- WHAT IS BEING ASKED: Within the data below, find the string "JSON" and return each line where it occurs.
Start of SUPPLIED RECORDS
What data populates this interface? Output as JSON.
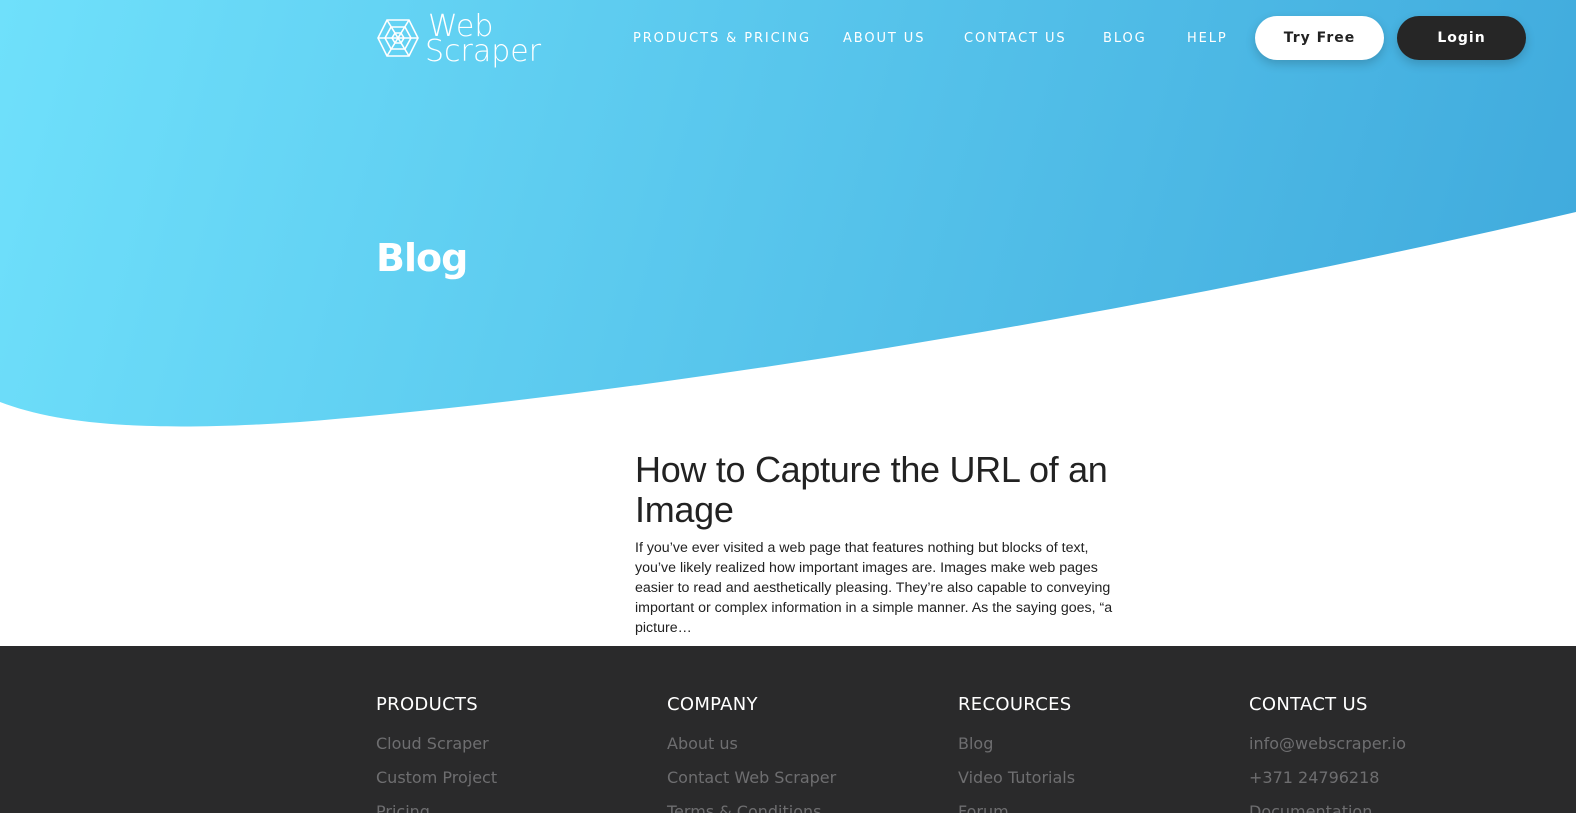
{
  "header": {
    "logo": {
      "line1": "Web",
      "line2": "Scraper"
    },
    "nav": [
      {
        "label": "PRODUCTS & PRICING"
      },
      {
        "label": "ABOUT US"
      },
      {
        "label": "CONTACT US"
      },
      {
        "label": "BLOG"
      },
      {
        "label": "HELP"
      }
    ],
    "try_free_label": "Try Free",
    "login_label": "Login"
  },
  "hero": {
    "title": "Blog"
  },
  "article": {
    "title": "How to Capture the URL of an Image",
    "excerpt": "If you’ve ever visited a web page that features nothing but blocks of text, you’ve likely realized how important images are. Images make web pages easier to read and aesthetically pleasing. They’re also capable to conveying important or complex information in a simple manner. As the saying goes, “a picture…"
  },
  "footer": {
    "columns": [
      {
        "heading": "PRODUCTS",
        "items": [
          "Cloud Scraper",
          "Custom Project",
          "Pricing"
        ]
      },
      {
        "heading": "COMPANY",
        "items": [
          "About us",
          "Contact Web Scraper",
          "Terms & Conditions"
        ]
      },
      {
        "heading": "RECOURCES",
        "items": [
          "Blog",
          "Video Tutorials",
          "Forum"
        ]
      },
      {
        "heading": "CONTACT US",
        "items": [
          "info@webscraper.io",
          "+371 24796218",
          "Documentation"
        ]
      }
    ]
  },
  "colors": {
    "hero_gradient_start": "#6fe0fb",
    "hero_gradient_end": "#41acdd",
    "footer_bg": "#2a2a2b",
    "login_bg": "#262626"
  }
}
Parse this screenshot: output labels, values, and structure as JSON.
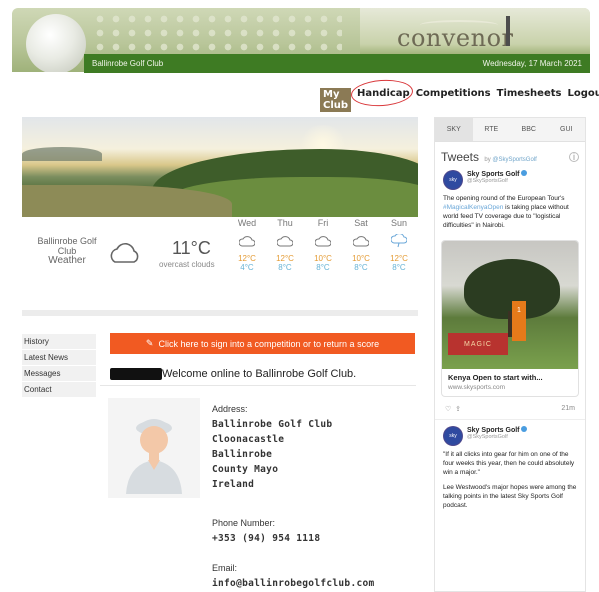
{
  "header": {
    "logo_text": "convenor",
    "club_name": "Ballinrobe Golf Club",
    "date": "Wednesday, 17 March 2021"
  },
  "nav": {
    "items": [
      {
        "label": "My Club"
      },
      {
        "label": "Handicap"
      },
      {
        "label": "Competitions"
      },
      {
        "label": "Timesheets"
      },
      {
        "label": "Logout"
      }
    ]
  },
  "weather": {
    "location_line1": "Ballinrobe Golf",
    "location_line2": "Club",
    "location_line3": "Weather",
    "temperature": "11°C",
    "description": "overcast clouds",
    "forecast": [
      {
        "day": "Wed",
        "hi": "12°C",
        "lo": "4°C",
        "icon": "cloud-icon"
      },
      {
        "day": "Thu",
        "hi": "12°C",
        "lo": "8°C",
        "icon": "cloud-icon"
      },
      {
        "day": "Fri",
        "hi": "10°C",
        "lo": "8°C",
        "icon": "cloud-icon"
      },
      {
        "day": "Sat",
        "hi": "10°C",
        "lo": "8°C",
        "icon": "cloud-icon"
      },
      {
        "day": "Sun",
        "hi": "12°C",
        "lo": "8°C",
        "icon": "rain-cloud-icon"
      }
    ]
  },
  "side_menu": {
    "items": [
      "History",
      "Latest News",
      "Messages",
      "Contact"
    ]
  },
  "main": {
    "orange_button": "Click here to sign into a competition or to return a score",
    "welcome": "Welcome online to Ballinrobe Golf Club.",
    "address_label": "Address:",
    "address_lines": [
      "Ballinrobe Golf Club",
      "Cloonacastle",
      "Ballinrobe",
      "County Mayo",
      "Ireland"
    ],
    "phone_label": "Phone Number:",
    "phone": "+353 (94) 954 1118",
    "email_label": "Email:",
    "email": "info@ballinrobegolfclub.com"
  },
  "right_panel": {
    "tabs": [
      "SKY",
      "RTE",
      "BBC",
      "GUI"
    ],
    "tweets_title": "Tweets",
    "tweets_by": "by",
    "tweets_handle": "@SkySportsGolf",
    "tweet1": {
      "name": "Sky Sports Golf",
      "handle": "@SkySportsGolf",
      "text_pre": "The opening round of the European Tour's",
      "hashtag": "#MagicalKenyaOpen",
      "text_post": "is taking place without world feed TV coverage due to \"logistical difficulties\" in Nairobi.",
      "card_title": "Kenya Open to start with...",
      "card_url": "www.skysports.com",
      "board_text": "MAGIC",
      "marker_text": "1",
      "time": "21m"
    },
    "tweet2": {
      "name": "Sky Sports Golf",
      "handle": "@SkySportsGolf",
      "text1": "\"If it all clicks into gear for him on one of the four weeks this year, then he could absolutely win a major.\"",
      "text2": "Lee Westwood's major hopes were among the talking points in the latest Sky Sports Golf podcast."
    }
  },
  "colors": {
    "green_bar": "#3e7b23",
    "orange_button": "#f15a22",
    "nav_active": "#8b7a55",
    "handicap_circle": "#d9373a"
  }
}
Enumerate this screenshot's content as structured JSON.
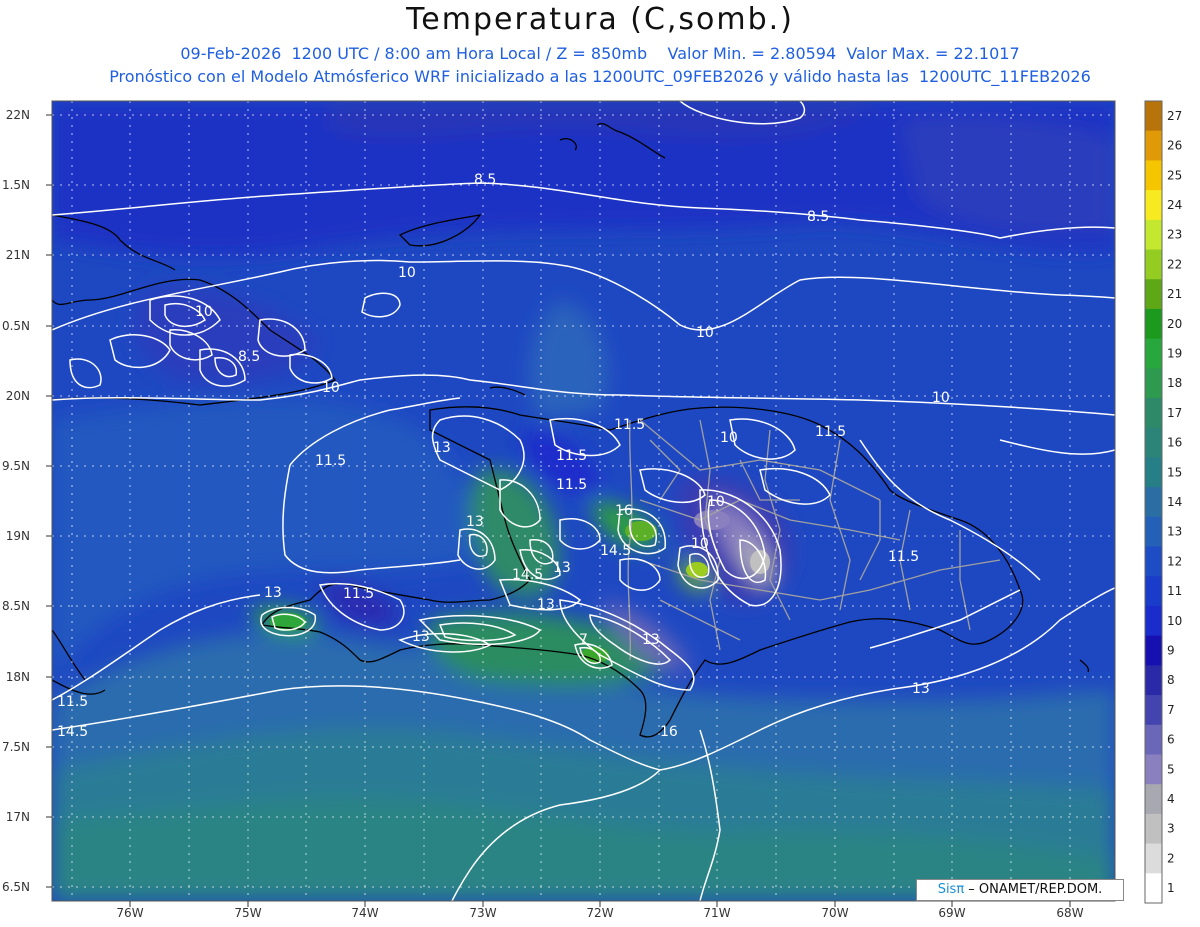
{
  "header": {
    "title": "Temperatura (C,somb.)",
    "subtitle_1": "09-Feb-2026  1200 UTC / 8:00 am Hora Local / Z = 850mb    Valor Min. = 2.80594  Valor Max. = 22.1017",
    "subtitle_2": "Pronóstico con el Modelo Atmósferico WRF inicializado a las 1200UTC_09FEB2026 y válido hasta las  1200UTC_11FEB2026"
  },
  "axes": {
    "lat_labels": [
      "22N",
      "1.5N",
      "21N",
      "0.5N",
      "20N",
      "9.5N",
      "19N",
      "8.5N",
      "18N",
      "7.5N",
      "17N",
      "6.5N"
    ],
    "lon_labels": [
      "76W",
      "75W",
      "74W",
      "73W",
      "72W",
      "71W",
      "70W",
      "69W",
      "68W"
    ],
    "grid": "dotted"
  },
  "contours": [
    {
      "label": "8.5"
    },
    {
      "label": "8.5"
    },
    {
      "label": "8.5"
    },
    {
      "label": "10"
    },
    {
      "label": "10"
    },
    {
      "label": "10"
    },
    {
      "label": "10"
    },
    {
      "label": "10"
    },
    {
      "label": "10"
    },
    {
      "label": "11.5"
    },
    {
      "label": "11.5"
    },
    {
      "label": "11.5"
    },
    {
      "label": "11.5"
    },
    {
      "label": "11.5"
    },
    {
      "label": "11.5"
    },
    {
      "label": "11.5"
    },
    {
      "label": "11.5"
    },
    {
      "label": "13"
    },
    {
      "label": "13"
    },
    {
      "label": "13"
    },
    {
      "label": "13"
    },
    {
      "label": "13"
    },
    {
      "label": "13"
    },
    {
      "label": "13"
    },
    {
      "label": "13"
    },
    {
      "label": "14.5"
    },
    {
      "label": "14.5"
    },
    {
      "label": "14.5"
    },
    {
      "label": "16"
    },
    {
      "label": "16"
    },
    {
      "label": "7"
    },
    {
      "label": "10"
    },
    {
      "label": "10"
    }
  ],
  "colorbar": {
    "labels": [
      "27",
      "26",
      "25",
      "24",
      "23",
      "22",
      "21",
      "20",
      "19",
      "18",
      "17",
      "16",
      "15",
      "14",
      "13",
      "12",
      "11",
      "10",
      "9",
      "8",
      "7",
      "6",
      "5",
      "4",
      "3",
      "2",
      "1"
    ],
    "colors": [
      "#b8740a",
      "#e09a08",
      "#f5c500",
      "#f8ea20",
      "#c4e830",
      "#94cc22",
      "#5ea818",
      "#1c9a1e",
      "#28a83c",
      "#2e9a50",
      "#2d8a68",
      "#2a8478",
      "#267e86",
      "#2a6ea4",
      "#2460b8",
      "#1e4cc4",
      "#1a3cca",
      "#1a2ccc",
      "#1610b0",
      "#2a2aa8",
      "#4444b0",
      "#6a66b8",
      "#8a80c0",
      "#a8a8b0",
      "#c0c0c0",
      "#dcdcdc",
      "#ffffff"
    ]
  },
  "credit": {
    "brand": "Sisπ",
    "text": " – ONAMET/REP.DOM."
  }
}
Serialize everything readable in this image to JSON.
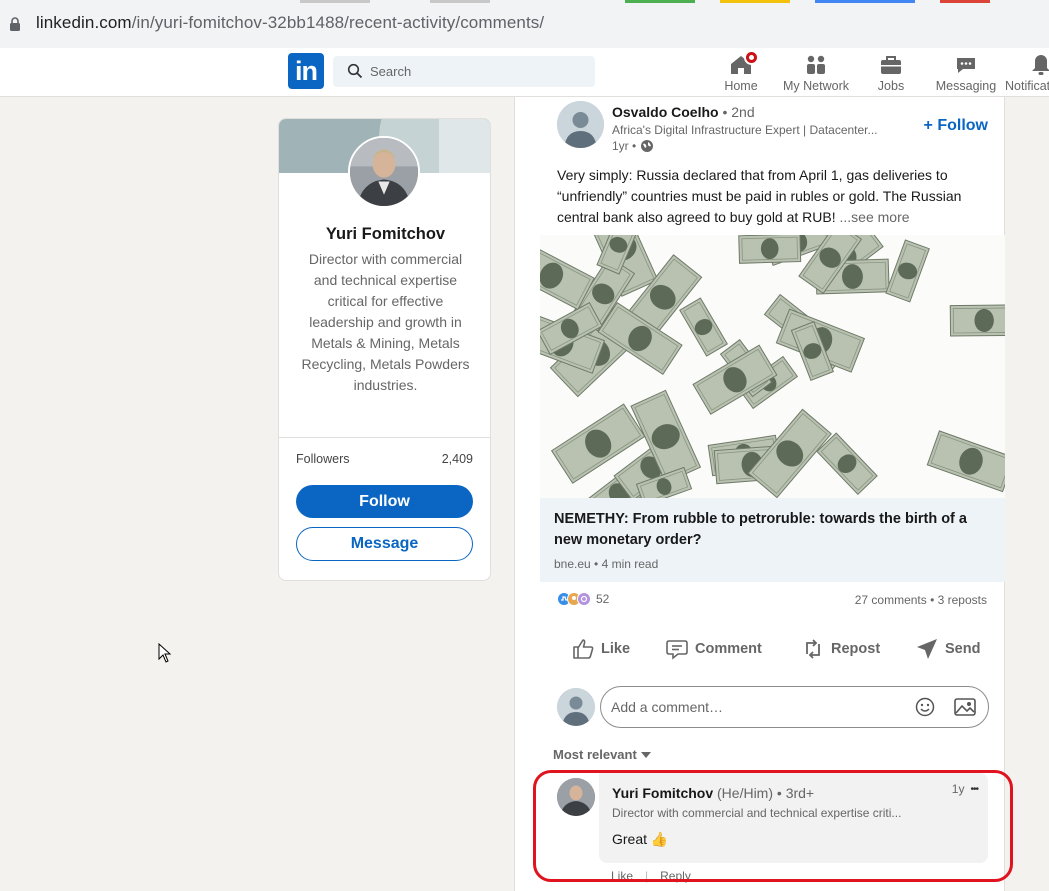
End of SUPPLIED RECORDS
- ANSWER BOX:
What data populates this interface? Output as JSON.
Parse this screenshot: output labels, values, and structure as JSON.
Enumerate this screenshot's content as structured JSON.
Serialize everything readable in this image to JSON.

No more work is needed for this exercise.